3:25pm: MLB.com’s Anthony DiComo hears differently regarding Duquette, tweeting that the longtime Orioles GM is not a candidate for the Mets’ job and is not in line to receive an interview. Martino agrees, tweeting “definitively” that Duquette will not be interviewed.
2:34pm: The Mets haven’t yet contacted Dan Duquette, though he is expected to receive an interview with the team, Mike Puma of the New York Post writes. As a further detail about Cherington, The Athletic’s Ken Rosenthal reports (Twitter link) that he also removed himself from consideration for the Giants’ search.

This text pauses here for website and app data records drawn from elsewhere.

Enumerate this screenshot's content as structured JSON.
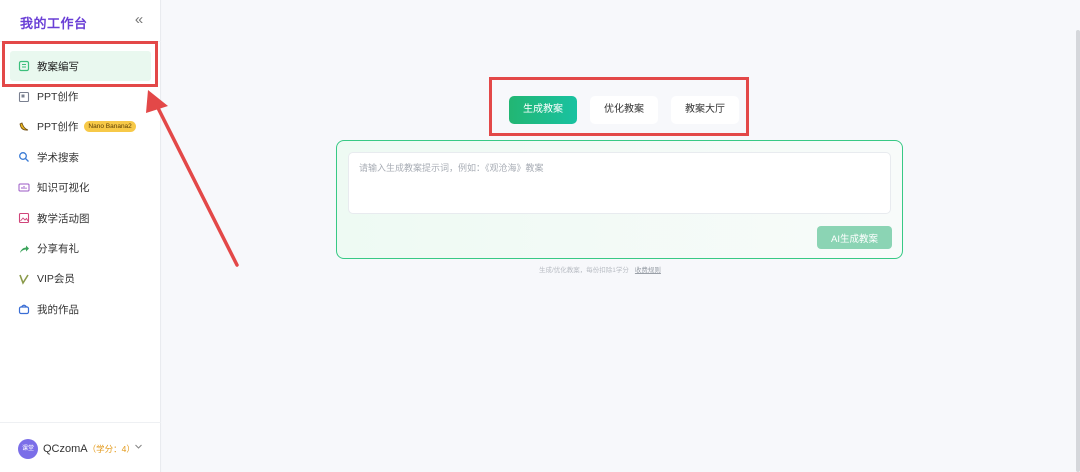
{
  "sidebar": {
    "title": "我的工作台",
    "collapse_icon": "«",
    "items": [
      {
        "label": "教案编写",
        "icon": "lesson-icon",
        "active": true
      },
      {
        "label": "PPT创作",
        "icon": "slides-icon"
      },
      {
        "label": "PPT创作",
        "icon": "banana-icon",
        "badge": "Nano Banana2"
      },
      {
        "label": "学术搜索",
        "icon": "search-icon"
      },
      {
        "label": "知识可视化",
        "icon": "chart-icon"
      },
      {
        "label": "教学活动图",
        "icon": "image-icon"
      },
      {
        "label": "分享有礼",
        "icon": "share-icon"
      },
      {
        "label": "VIP会员",
        "icon": "vip-icon"
      },
      {
        "label": "我的作品",
        "icon": "works-icon"
      }
    ]
  },
  "user": {
    "avatar_text": "课堂",
    "name": "QCzomA",
    "points": "（学分：4）"
  },
  "main": {
    "tabs": [
      {
        "label": "生成教案",
        "active": true
      },
      {
        "label": "优化教案"
      },
      {
        "label": "教案大厅"
      }
    ],
    "input": {
      "placeholder": "请输入生成教案提示词，例如：《观沧海》教案",
      "value": ""
    },
    "generate_button": "AI生成教案",
    "hint": "生成/优化教案，每份扣除1学分",
    "hint_link": "收费规则"
  },
  "colors": {
    "accent_green": "#22b673",
    "brand_purple": "#6a3fd6",
    "annotation_red": "#e34848",
    "badge_yellow": "#f7c948"
  }
}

Cherington is open to GM opportunities but would prefer the opportunity to “build an organization from the ground up,” per Rosenthal.
9:12am: The Mets are beginning to compile names and line up interviews to determine the identity of their next general manager, though Blue Jays VP of baseball operations Ben Cherington won’t be interviewing for the position, SNY.tv’s Andy Martino reports. While neither Cherington or the Mets commented on the situation, Martino hears that Cherington is happy in his current job in Toronto.

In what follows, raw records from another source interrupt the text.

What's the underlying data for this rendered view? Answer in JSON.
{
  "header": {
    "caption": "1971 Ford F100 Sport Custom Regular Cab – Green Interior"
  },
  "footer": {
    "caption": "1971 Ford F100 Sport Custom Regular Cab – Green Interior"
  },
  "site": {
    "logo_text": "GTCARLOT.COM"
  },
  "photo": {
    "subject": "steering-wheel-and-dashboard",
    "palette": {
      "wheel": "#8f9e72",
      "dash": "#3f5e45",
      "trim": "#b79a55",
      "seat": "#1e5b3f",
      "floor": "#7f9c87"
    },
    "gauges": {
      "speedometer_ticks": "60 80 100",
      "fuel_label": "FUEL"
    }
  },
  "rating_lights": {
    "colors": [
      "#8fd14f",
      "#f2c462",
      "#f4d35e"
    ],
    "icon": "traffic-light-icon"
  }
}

Cherington won a World Series during his tenure as Boston’s general manager (covering the 2012 season to August 2015), and joined the Jays in September 2016. He was linked to previous front office vacancies with the Twins and Braves over the last two years, though declined offers to interview for those positions; the Giants are also reportedly interested in Cherington for their current GM opening.
Cherington recently stated that while he was open to the idea of becoming a general manager again, he was enjoying his work for the Jays. There doesn’t appear to be much urgency on Cherington’s part to leap back into the fray of running a front office, and there seems to be enough consistent interest in his services that he can afford to pick and choose from potential situations.
The Mets have reportedly had interest in speaking to Cherington for weeks, though even if he isn’t a candidate, the club still has roughly 10-12 people under serious consideration to be their next general manager. MLB executive Kim Ng, Braves assistant GM Perry Minasian, Royals assistant GM Scott Sharp, and former Orioles GM Dan Duquette are just a few of the names who have been rumored to be on the Mets’ radar, and it was reported yesterday that former Rangers and Brewers GM Doug Melvin would be receiving an interview.
Cardinals director of player development Gary LaRocque is also expected to be interviewed in the near future, Fancred Sports’ Jon Heyman tweets. LaRocque was initially mentioned as a candidate of interest back in August, owing to his past tenure with the Mets organization from 1998-2008 and his 40+ years of experience in a wide variety of different scouting, front office, and on-field roles in the Dodgers, Mets, and Cardinals organizations.
- Rays senior VP of baseball operations Chaim Bloom, Brewers assistant GM Matt Arnold, and former Padres and D’Backs GM Josh Byrnes are under consideration from the Mets and Giants for their general manager positions. Reports from last summer indicated that Byrnes was likely to stay in his current role as the Dodgers’ VP of baseball ops, though it isn’t known if his stance has changed.
- MLB Network analyst Mark DeRosa “has been linked” to the Rangers’ managerial job, and Heyman also notes that DeRosa could be a candidate of interest for the Blue Jays as they look for a new dugout boss. DeRosa has worked as a broadcaster since retiring after the 2013 season, though he has often been potential as a possible future manager, even interviewing with the Marlins in 2015 and the Mets last winter for dugout vacancies. DeRosa played for both the Rangers and Jays over the course of his 16-year big league career, as well as a brief stint with the Indians (when Jays president Mark Shapiro and GM Ross Atkins were in Cleveland’s organization).